Following that ordinance, the commission heard about the 2016 Annual Budget. In addition to this ordinance receiving three readings, the commission will review the department budgets on Nov. 19.

The commission also heard the first reading of an ordinance declaring the city’s intent to vacate a public right-of-way at an alley located between Main and Wayne streets as it is not being used for public purposes. After going over the first reading of that ordinance, the commission approved a resolution with an intent to vacate a platted portion of a public right-of-way at an alley located west of Ford Drive and south of Young Street as it is not being used for public purposes.

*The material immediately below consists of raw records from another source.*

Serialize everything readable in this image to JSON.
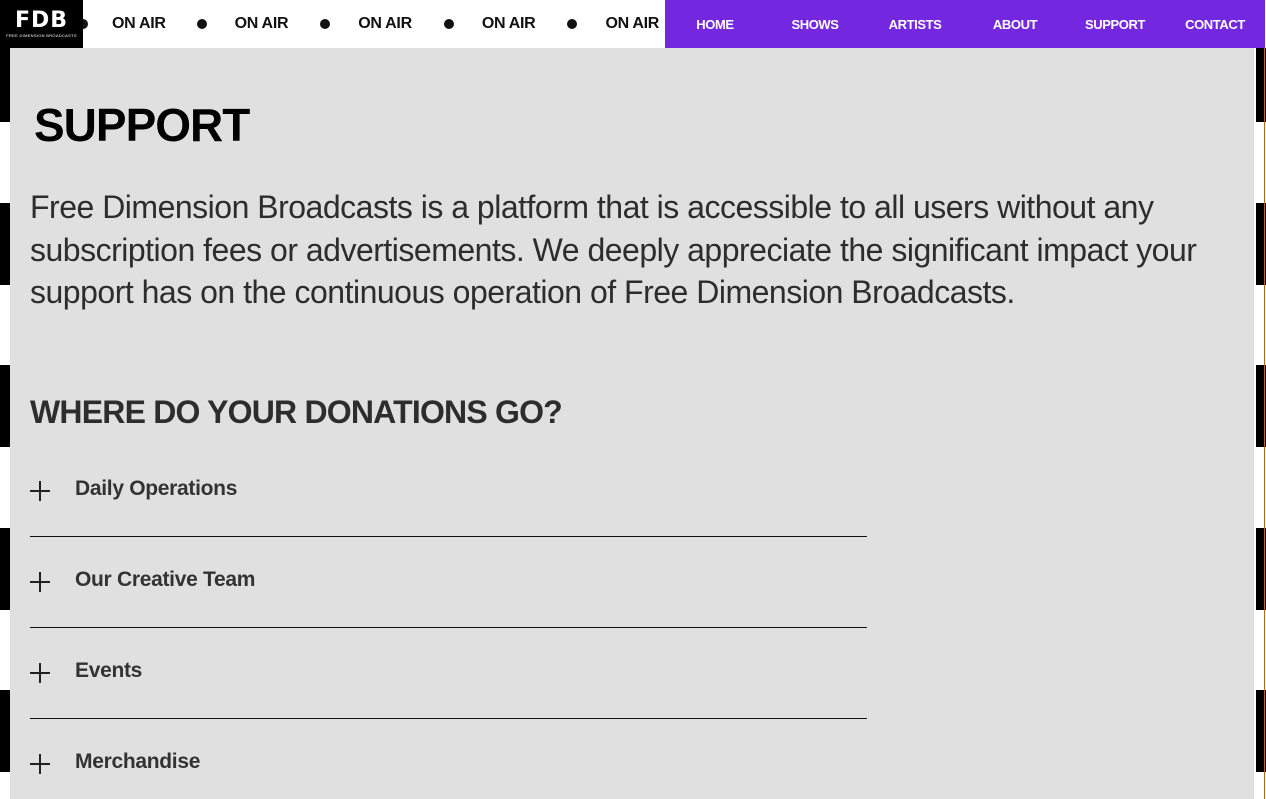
{
  "logo": {
    "mark": "FDB",
    "subtitle": "FREE DIMENSION BROADCASTS"
  },
  "ticker": {
    "items": [
      "ON AIR",
      "ON AIR",
      "ON AIR",
      "ON AIR",
      "ON AIR"
    ]
  },
  "nav": {
    "items": [
      "HOME",
      "SHOWS",
      "ARTISTS",
      "ABOUT",
      "SUPPORT",
      "CONTACT"
    ]
  },
  "colors": {
    "nav_bg": "#7328e0",
    "panel_bg": "#e0e0e0"
  },
  "main": {
    "title": "SUPPORT",
    "intro": "Free Dimension Broadcasts is a platform that is accessible to all users without any subscription fees or advertisements. We deeply appreciate the significant impact your support has on the continuous operation of Free Dimension Broadcasts.",
    "section_title": "WHERE DO YOUR DONATIONS GO?",
    "accordion": [
      "Daily Operations",
      "Our Creative Team",
      "Events",
      "Merchandise"
    ]
  }
}
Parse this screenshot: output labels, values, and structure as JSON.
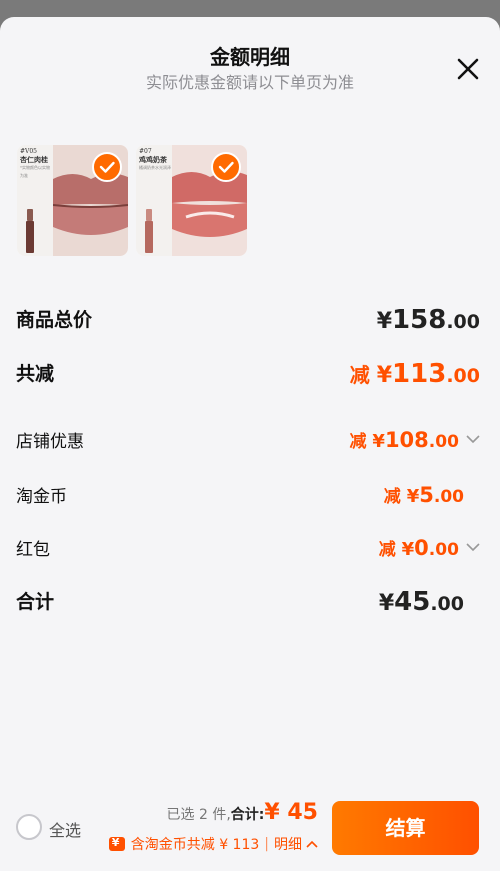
{
  "header": {
    "title": "金额明细",
    "subtitle": "实际优惠金额请以下单页为准"
  },
  "products": [
    {
      "tag_code": "#V05",
      "tag_name": "杏仁肉桂",
      "tag_note": "*实物颜色以实物为准",
      "lip_color": "#c47b78",
      "tube_color": "#6b3a33"
    },
    {
      "tag_code": "#07",
      "tag_name": "鸡鸡奶茶",
      "tag_note": "橘调奶茶水光润泽",
      "lip_color": "#d9756f",
      "tube_color": "#b5695f"
    }
  ],
  "rows": [
    {
      "label": "商品总价",
      "prefix": "",
      "yen": "¥",
      "int": "158",
      "dec": ".00",
      "style": "total",
      "chevron": false
    },
    {
      "label": "共减",
      "prefix": "减 ",
      "yen": "¥",
      "int": "113",
      "dec": ".00",
      "style": "discount-big",
      "chevron": false
    },
    {
      "label": "店铺优惠",
      "prefix": "减 ",
      "yen": "¥",
      "int": "108",
      "dec": ".00",
      "style": "discount",
      "chevron": true
    },
    {
      "label": "淘金币",
      "prefix": "减 ",
      "yen": "¥",
      "int": "5",
      "dec": ".00",
      "style": "discount",
      "chevron": false
    },
    {
      "label": "红包",
      "prefix": "减 ",
      "yen": "¥",
      "int": "0",
      "dec": ".00",
      "style": "discount",
      "chevron": true
    },
    {
      "label": "合计",
      "prefix": "",
      "yen": "¥",
      "int": "45",
      "dec": ".00",
      "style": "total",
      "chevron": false
    }
  ],
  "bottom": {
    "select_all": "全选",
    "selected_count": "已选 2 件,",
    "total_label": "合计:",
    "total_value": "¥ 45",
    "coin_text": "含淘金币共减 ¥ 113",
    "detail_label": "明细",
    "checkout_label": "结算"
  },
  "colors": {
    "accent": "#ff5000",
    "background": "#f5f5f7"
  }
}
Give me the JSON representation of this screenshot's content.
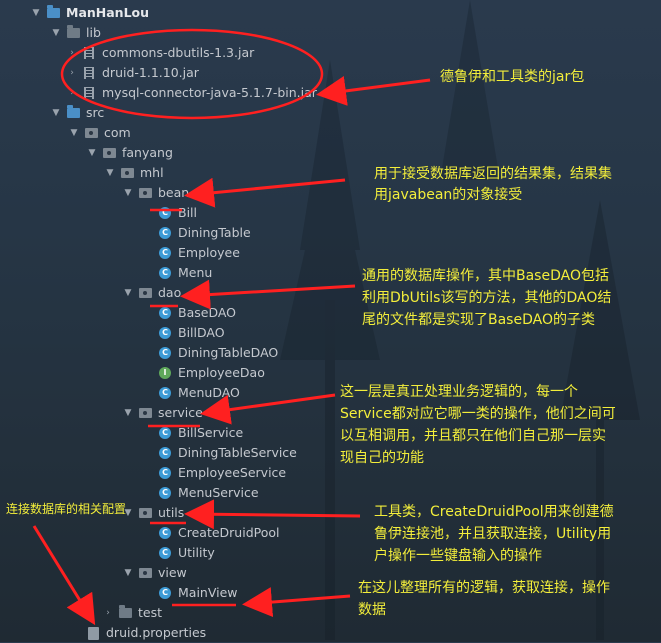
{
  "tree": {
    "root": "ManHanLou",
    "lib": "lib",
    "jars": [
      "commons-dbutils-1.3.jar",
      "druid-1.1.10.jar",
      "mysql-connector-java-5.1.7-bin.jar"
    ],
    "src": "src",
    "com": "com",
    "fanyang": "fanyang",
    "mhl": "mhl",
    "bean": "bean",
    "bean_items": [
      "Bill",
      "DiningTable",
      "Employee",
      "Menu"
    ],
    "dao": "dao",
    "dao_items": [
      "BaseDAO",
      "BillDAO",
      "DiningTableDAO",
      "EmployeeDao",
      "MenuDAO"
    ],
    "service": "service",
    "service_items": [
      "BillService",
      "DiningTableService",
      "EmployeeService",
      "MenuService"
    ],
    "utils": "utils",
    "utils_items": [
      "CreateDruidPool",
      "Utility"
    ],
    "view": "view",
    "view_items": [
      "MainView"
    ],
    "test": "test",
    "props": "druid.properties"
  },
  "annotations": {
    "jars": "德鲁伊和工具类的jar包",
    "bean_1": "用于接受数据库返回的结果集，结果集",
    "bean_2": "用javabean的对象接受",
    "dao_1": "通用的数据库操作，其中BaseDAO包括",
    "dao_2": "利用DbUtils该写的方法，其他的DAO结",
    "dao_3": "尾的文件都是实现了BaseDAO的子类",
    "service_1": "这一层是真正处理业务逻辑的，每一个",
    "service_2": "Service都对应它哪一类的操作，他们之间可",
    "service_3": "以互相调用，并且都只在他们自己那一层实",
    "service_4": "现自己的功能",
    "utils_1": "工具类，CreateDruidPool用来创建德",
    "utils_2": "鲁伊连接池，并且获取连接，Utility用",
    "utils_3": "户操作一些键盘输入的操作",
    "view_1": "在这儿整理所有的逻辑，获取连接，操作",
    "view_2": "数据",
    "config": "连接数据库的相关配置"
  },
  "colors": {
    "annotation": "#f3ee3b",
    "arrow": "#ff2020",
    "class_icon": "#3d9bd6",
    "interface_icon": "#5fa85b",
    "folder_blue": "#4a8fc7"
  }
}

Later in the meeting, the commission approved a resolution rezoning three property locations located on Covington Avenue from Multi-family Residential to General Business.

“There’s three houses,” Chris Schmiesing, city planner, said. “They’re across the street from the (Kroger station).”

Schmiesing stated that the zoning change is consistent and “more typical of what’s found in the corridor.”

Depending on the potential use for the properties, a developer may be required to construct a buffer between the properties and any residential areas.

The commission also approved a resolution purchasing excess liability insurance not to exceed $80,500.

“This resolution is for the renewal for the coverage of our dams,” Stacy Wall, city attorney, said.

This coverage is an 1.8 percent increase from last year. According to Wall, that amount is approximately $1,500. The age of the dams, conditions of the dams, and revenues created by the dams were taken into consideration.

Also on the agenda, commission appointed Jesse Dotson to the energy board, Eddie Harvey to the park board, and David Fishback to the park board and the board of zoning appeals.

During public comment, Paul Bubeck of Piqua expressed concerns about properties not being maintained properly. Bubeck also questioned if the city’s ordinance regarding property maintanence was being enforced.

“My biggest concern is rental properties,” Bubeck said.

Mayor Lucy Fess stated she believed everyone sitting before him agreed with him that properties needed to be maintained and that they needed to continue checking in on properties.

“The city is doing its best,” Fess said. “We sent out an enormous amount of letters.”

According to Fess, the city is planning on hiring someone whose job will be dedicated to checking on properties and making sure that ordinance is enforced next year.

“Landlords have to be forced … and threatened with fines,” Bubeck said.

By Sam Wildow


Reach reporter Sam Wildow at (937) 451-3336 or on Twitter @TheDailyCall

Reach reporter Sam Wildow at (937) 451-3336 or on Twitter @TheDailyCall